**Instructions to follow:**
Should a line below contain the word "this", report it.

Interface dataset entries

----

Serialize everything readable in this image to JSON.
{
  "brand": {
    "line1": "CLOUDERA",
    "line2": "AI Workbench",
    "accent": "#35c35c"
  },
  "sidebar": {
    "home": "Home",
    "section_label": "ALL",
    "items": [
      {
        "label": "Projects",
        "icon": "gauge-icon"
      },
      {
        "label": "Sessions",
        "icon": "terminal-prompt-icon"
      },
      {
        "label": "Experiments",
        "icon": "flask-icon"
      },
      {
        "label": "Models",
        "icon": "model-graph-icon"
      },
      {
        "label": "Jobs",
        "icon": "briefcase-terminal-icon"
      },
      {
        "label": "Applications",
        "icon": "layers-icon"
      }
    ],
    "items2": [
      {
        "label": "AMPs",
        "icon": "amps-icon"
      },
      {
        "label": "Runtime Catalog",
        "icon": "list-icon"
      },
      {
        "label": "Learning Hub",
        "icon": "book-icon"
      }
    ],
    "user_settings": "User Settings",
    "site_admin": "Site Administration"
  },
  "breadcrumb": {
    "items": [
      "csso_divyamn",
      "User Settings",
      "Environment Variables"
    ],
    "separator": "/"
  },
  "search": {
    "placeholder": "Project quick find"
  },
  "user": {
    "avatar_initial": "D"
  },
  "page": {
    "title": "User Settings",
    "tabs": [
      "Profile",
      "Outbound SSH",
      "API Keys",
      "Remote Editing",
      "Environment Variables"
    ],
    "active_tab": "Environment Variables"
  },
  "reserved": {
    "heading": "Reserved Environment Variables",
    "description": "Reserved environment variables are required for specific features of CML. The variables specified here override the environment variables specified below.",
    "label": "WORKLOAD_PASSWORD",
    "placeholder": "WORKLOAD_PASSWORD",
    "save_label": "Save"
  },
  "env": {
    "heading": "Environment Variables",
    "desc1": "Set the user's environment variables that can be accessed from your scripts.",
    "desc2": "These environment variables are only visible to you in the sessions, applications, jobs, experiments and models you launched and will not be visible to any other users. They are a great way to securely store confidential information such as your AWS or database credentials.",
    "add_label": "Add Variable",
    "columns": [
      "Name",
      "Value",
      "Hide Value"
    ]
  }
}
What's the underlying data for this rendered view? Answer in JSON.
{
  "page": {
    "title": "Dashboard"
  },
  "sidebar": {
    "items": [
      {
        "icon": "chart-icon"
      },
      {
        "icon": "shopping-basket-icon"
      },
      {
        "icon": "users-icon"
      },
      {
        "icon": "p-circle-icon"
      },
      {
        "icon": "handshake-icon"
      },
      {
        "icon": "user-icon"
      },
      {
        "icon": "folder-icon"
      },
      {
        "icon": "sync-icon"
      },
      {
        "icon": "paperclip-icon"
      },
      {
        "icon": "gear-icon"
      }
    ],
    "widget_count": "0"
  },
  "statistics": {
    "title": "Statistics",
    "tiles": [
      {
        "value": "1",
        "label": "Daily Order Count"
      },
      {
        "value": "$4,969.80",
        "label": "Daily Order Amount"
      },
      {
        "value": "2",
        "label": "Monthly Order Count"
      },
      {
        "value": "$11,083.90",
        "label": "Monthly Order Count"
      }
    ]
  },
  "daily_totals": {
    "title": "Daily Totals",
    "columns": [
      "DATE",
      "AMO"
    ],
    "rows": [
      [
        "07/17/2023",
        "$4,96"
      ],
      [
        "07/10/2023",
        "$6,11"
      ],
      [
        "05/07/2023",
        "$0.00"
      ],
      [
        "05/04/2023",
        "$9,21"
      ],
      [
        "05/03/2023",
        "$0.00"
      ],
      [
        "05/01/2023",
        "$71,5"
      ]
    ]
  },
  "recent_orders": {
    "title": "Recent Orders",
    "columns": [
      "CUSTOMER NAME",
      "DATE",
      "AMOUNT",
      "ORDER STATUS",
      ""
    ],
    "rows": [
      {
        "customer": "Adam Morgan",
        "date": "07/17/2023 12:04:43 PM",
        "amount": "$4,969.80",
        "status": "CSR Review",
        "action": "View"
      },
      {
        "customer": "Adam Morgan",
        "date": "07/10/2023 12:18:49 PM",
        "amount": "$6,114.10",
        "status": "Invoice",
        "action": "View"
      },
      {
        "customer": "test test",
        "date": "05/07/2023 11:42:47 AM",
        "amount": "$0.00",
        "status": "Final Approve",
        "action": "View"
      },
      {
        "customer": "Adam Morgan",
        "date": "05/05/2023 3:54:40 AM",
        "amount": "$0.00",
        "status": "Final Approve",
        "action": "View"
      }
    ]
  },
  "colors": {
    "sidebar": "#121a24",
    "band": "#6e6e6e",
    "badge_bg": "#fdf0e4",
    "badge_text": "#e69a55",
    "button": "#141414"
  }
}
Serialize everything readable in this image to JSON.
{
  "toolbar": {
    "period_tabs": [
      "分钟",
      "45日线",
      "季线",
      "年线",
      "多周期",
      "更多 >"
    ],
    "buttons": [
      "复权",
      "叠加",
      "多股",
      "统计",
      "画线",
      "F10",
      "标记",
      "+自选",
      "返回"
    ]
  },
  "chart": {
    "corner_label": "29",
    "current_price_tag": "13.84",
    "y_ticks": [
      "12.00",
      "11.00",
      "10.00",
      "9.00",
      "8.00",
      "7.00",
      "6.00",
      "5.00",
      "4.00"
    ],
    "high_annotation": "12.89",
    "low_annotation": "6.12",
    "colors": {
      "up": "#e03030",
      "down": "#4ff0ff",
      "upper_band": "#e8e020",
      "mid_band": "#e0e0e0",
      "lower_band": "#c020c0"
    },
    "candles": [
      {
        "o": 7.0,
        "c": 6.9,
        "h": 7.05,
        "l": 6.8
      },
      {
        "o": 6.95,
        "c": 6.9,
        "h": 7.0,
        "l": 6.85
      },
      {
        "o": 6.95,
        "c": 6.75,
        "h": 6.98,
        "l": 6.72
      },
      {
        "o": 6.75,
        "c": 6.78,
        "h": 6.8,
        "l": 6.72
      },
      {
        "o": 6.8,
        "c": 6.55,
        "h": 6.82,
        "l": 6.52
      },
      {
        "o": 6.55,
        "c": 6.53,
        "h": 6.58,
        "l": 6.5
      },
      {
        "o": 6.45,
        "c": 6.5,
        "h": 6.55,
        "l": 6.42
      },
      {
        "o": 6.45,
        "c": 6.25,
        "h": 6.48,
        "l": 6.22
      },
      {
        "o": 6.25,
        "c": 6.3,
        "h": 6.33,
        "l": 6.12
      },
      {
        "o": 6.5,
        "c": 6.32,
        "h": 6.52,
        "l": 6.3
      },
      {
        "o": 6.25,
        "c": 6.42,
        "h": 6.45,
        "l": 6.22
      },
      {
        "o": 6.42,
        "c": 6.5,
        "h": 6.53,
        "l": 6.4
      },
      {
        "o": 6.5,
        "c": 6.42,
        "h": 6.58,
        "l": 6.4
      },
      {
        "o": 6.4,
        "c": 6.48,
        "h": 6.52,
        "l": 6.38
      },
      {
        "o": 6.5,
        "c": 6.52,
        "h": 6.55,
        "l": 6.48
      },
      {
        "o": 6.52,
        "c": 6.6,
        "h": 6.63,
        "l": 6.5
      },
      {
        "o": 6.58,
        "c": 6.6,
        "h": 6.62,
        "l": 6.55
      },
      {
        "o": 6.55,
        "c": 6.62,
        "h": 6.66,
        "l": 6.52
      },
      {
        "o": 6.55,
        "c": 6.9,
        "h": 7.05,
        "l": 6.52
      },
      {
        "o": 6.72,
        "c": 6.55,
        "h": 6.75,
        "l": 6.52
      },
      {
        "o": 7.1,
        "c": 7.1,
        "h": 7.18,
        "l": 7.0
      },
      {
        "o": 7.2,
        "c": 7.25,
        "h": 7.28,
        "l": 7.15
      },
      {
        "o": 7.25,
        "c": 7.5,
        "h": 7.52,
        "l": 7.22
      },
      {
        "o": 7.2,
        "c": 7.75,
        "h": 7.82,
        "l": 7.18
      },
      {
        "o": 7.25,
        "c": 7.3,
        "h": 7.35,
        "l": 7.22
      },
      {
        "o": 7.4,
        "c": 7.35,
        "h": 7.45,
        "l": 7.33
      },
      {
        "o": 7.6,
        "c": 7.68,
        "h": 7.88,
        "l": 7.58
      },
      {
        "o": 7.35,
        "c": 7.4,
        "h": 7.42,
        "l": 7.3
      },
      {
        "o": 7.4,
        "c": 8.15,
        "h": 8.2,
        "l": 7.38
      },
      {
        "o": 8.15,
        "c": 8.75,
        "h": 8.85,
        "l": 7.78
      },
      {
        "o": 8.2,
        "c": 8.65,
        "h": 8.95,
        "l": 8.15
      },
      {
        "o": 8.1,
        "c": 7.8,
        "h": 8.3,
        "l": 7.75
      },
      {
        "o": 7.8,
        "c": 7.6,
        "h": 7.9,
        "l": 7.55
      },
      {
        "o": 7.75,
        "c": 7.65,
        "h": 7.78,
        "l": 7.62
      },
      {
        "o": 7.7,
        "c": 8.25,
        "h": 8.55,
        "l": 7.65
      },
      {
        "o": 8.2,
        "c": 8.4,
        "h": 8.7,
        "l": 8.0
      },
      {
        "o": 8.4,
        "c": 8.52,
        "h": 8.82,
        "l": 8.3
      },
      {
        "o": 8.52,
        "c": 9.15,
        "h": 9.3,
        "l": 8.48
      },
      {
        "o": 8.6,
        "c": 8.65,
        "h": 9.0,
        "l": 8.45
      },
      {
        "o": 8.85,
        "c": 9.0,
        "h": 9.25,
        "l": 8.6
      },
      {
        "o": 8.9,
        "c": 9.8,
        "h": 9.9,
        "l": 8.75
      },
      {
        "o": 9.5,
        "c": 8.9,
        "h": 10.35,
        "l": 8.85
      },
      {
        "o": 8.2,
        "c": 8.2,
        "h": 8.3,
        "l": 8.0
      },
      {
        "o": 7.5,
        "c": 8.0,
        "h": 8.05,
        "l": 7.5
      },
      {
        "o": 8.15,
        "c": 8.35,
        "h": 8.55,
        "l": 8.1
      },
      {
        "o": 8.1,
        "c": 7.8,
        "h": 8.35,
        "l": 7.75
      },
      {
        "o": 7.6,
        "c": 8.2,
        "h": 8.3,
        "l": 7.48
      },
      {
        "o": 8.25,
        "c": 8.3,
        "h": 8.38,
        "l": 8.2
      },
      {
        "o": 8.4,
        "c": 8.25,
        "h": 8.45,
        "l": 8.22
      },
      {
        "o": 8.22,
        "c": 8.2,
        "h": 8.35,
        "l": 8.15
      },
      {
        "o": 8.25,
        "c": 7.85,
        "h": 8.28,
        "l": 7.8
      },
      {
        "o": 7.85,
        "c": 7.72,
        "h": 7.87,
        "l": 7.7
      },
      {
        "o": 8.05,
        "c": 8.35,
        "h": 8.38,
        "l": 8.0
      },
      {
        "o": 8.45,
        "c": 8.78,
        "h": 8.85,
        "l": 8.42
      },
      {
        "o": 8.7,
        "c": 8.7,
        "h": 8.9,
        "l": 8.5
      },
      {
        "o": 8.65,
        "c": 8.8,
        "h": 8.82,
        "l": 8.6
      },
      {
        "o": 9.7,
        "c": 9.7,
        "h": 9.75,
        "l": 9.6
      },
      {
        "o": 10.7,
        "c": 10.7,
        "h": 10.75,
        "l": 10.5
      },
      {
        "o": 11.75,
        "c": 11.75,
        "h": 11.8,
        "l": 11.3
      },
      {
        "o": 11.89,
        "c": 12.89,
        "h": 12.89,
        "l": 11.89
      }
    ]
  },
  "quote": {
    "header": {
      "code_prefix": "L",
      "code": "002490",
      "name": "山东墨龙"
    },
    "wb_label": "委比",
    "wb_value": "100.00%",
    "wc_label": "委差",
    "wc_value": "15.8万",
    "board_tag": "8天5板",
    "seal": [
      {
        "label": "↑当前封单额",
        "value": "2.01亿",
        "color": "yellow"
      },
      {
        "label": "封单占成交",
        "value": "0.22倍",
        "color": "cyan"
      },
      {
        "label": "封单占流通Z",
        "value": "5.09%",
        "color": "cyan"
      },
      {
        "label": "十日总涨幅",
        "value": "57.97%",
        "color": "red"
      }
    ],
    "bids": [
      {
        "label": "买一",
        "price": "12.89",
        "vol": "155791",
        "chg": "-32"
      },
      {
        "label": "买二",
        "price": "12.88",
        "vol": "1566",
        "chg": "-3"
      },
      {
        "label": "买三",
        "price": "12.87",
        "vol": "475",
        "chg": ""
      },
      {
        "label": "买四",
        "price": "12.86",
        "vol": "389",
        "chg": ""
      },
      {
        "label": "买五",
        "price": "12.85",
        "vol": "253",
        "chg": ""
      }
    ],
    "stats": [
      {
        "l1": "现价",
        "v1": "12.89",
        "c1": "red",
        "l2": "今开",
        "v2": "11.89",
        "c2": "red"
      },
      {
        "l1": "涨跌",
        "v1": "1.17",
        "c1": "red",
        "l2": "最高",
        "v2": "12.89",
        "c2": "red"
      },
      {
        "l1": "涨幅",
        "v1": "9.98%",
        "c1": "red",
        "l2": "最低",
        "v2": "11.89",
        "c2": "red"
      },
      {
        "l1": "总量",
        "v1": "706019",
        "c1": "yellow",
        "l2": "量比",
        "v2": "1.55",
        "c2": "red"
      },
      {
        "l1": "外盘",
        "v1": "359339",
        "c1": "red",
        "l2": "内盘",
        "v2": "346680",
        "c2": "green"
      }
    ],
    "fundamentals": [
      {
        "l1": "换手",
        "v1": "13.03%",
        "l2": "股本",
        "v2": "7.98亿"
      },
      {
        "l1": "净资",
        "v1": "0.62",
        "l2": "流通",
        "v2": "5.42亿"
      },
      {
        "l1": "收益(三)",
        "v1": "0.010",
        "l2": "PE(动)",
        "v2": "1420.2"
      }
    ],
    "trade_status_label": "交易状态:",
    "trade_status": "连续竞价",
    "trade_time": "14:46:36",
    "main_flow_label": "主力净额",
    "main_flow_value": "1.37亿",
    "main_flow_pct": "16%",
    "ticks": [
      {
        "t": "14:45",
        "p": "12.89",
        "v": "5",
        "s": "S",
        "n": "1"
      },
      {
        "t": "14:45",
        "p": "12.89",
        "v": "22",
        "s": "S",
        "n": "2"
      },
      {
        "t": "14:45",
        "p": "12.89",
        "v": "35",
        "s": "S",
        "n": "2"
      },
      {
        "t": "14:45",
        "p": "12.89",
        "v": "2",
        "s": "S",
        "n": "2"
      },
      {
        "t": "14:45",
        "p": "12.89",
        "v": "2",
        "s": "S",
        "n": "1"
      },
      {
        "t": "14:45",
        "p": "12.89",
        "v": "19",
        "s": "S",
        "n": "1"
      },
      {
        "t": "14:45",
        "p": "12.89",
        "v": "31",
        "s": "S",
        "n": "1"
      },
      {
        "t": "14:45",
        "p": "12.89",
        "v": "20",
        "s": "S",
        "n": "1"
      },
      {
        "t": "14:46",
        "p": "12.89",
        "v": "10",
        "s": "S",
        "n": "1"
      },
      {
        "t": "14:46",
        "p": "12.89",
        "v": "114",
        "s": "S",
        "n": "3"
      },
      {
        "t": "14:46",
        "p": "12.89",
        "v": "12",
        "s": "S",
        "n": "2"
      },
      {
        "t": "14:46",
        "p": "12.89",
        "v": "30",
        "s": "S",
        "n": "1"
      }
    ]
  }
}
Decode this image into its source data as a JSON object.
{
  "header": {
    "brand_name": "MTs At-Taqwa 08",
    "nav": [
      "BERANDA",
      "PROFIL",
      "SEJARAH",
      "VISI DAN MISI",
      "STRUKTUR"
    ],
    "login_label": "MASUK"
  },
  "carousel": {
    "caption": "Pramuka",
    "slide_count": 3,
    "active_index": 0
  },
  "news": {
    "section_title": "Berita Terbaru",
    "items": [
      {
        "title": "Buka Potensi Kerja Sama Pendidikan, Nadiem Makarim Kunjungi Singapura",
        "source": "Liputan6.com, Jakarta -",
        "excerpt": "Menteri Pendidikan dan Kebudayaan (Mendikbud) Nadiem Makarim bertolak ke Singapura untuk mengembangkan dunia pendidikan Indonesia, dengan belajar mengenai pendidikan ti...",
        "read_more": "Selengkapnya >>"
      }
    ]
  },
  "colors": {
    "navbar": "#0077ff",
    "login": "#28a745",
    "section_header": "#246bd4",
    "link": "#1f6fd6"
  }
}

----

**Task result:**
Serialize everything readable in this image to JSON.
What's the underlying data for this rendered view? Answer in JSON.
Serialize everything readable in this image to JSON.
Decode this image into its source data as a JSON object.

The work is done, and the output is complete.